Echoes of Phyllis Schlafly

Schlafly deserves to be remembered for what she actually was. She was a brilliant student. She was a stay-at-home mother who launched a full-time career as a political activist and public speaker from nearly the day her first child was born, doing a neat end-run around the feminists who claimed to have invented the idea that a married woman could have a professional life. She was a formidable debater and a prolific author to the very end. Continue Reading »

Catholicism’s Empty Quarter

Québec, a flourishing Catholic region for centuries, is now Catholicism’s empty quarter in the Western Hemisphere. There is no more religiously arid place between the North Pole and Tierra del Fuego; there may be no more religiously arid place on the planet. And it all happened in the blink of an eye. Continue Reading »

Hans Friedrich Grohs: From Bereavement to Benediction

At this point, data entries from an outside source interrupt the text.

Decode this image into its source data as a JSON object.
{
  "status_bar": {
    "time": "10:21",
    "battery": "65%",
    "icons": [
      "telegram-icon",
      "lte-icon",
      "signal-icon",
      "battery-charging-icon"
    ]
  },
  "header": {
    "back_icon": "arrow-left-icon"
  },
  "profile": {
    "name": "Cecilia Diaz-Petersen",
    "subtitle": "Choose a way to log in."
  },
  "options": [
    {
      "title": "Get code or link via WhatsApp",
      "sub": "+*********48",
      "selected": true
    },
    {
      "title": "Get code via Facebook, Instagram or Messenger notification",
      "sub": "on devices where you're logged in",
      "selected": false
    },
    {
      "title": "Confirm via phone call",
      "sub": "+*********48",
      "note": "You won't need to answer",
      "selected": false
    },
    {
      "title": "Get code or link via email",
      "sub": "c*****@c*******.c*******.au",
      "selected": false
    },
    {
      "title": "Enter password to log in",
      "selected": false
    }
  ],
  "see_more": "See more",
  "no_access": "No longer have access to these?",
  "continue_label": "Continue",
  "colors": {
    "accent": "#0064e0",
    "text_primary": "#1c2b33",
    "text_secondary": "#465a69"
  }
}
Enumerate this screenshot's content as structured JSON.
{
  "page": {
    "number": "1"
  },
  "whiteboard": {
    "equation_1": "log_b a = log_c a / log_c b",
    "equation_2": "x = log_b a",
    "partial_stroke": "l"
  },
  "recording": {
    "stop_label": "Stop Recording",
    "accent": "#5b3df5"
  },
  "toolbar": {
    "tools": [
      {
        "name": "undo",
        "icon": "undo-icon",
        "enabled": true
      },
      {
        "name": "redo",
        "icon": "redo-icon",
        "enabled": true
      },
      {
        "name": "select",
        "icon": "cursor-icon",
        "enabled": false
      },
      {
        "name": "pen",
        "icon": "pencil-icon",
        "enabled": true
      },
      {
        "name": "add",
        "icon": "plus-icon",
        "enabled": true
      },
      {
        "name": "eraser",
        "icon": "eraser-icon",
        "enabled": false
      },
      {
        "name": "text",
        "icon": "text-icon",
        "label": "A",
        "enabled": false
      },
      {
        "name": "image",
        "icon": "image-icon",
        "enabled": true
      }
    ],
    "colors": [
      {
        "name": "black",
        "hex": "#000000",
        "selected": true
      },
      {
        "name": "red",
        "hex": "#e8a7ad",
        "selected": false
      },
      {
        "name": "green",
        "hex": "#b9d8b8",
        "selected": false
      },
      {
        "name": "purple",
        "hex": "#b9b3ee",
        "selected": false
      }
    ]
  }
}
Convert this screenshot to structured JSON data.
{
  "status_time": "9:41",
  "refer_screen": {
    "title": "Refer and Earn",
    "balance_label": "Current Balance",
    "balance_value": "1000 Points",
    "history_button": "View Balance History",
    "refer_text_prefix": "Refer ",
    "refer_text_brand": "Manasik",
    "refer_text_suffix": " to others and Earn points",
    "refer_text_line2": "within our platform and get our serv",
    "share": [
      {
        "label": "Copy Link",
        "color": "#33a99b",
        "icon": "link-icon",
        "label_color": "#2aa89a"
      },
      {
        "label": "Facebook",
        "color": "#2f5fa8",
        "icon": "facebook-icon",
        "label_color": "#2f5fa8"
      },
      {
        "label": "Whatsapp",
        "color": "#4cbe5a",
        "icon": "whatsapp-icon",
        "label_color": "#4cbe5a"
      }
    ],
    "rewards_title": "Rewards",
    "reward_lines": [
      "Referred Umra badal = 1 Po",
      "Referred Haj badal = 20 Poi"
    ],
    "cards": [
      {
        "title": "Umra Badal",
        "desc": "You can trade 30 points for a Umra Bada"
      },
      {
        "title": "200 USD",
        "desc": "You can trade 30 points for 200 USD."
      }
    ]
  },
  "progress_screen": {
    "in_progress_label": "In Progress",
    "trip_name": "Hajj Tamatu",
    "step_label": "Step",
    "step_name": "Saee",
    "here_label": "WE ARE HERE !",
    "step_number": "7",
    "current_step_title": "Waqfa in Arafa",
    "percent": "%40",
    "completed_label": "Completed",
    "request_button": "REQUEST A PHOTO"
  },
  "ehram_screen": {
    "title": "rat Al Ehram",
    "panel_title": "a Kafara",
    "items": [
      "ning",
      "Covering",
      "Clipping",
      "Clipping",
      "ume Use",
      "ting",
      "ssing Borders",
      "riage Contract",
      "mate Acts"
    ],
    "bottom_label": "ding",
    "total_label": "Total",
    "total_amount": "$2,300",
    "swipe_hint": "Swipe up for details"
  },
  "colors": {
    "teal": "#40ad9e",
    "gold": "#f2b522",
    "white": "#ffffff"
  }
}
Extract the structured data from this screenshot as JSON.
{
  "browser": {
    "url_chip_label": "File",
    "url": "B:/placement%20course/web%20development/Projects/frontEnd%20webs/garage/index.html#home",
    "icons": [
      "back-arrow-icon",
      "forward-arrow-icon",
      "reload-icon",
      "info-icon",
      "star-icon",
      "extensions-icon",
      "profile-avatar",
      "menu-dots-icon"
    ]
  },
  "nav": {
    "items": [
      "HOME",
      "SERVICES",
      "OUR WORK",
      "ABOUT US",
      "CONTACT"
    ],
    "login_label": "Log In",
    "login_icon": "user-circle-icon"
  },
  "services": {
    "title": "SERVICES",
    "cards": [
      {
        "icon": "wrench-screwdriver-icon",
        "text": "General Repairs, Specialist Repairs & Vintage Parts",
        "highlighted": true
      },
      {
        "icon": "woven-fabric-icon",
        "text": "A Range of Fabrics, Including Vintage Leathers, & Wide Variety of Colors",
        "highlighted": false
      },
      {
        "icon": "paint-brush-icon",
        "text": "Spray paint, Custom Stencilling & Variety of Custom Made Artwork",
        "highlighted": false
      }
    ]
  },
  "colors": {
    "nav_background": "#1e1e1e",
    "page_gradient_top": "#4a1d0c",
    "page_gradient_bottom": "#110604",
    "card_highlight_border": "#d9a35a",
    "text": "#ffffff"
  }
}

He was born four years after Kaiser Wilhelm II ascended the German imperial throne; he died nearly a century later, in the same decade that witnessed the fall of the Berlin Wall and the reunification of Germany. He was drafted as a soldier in both world wars and experienced firsthand the Nazi reign of terror in between. Few artists have lived so fully, or recorded so faithfully, such a vast sweep of human history. Continue Reading »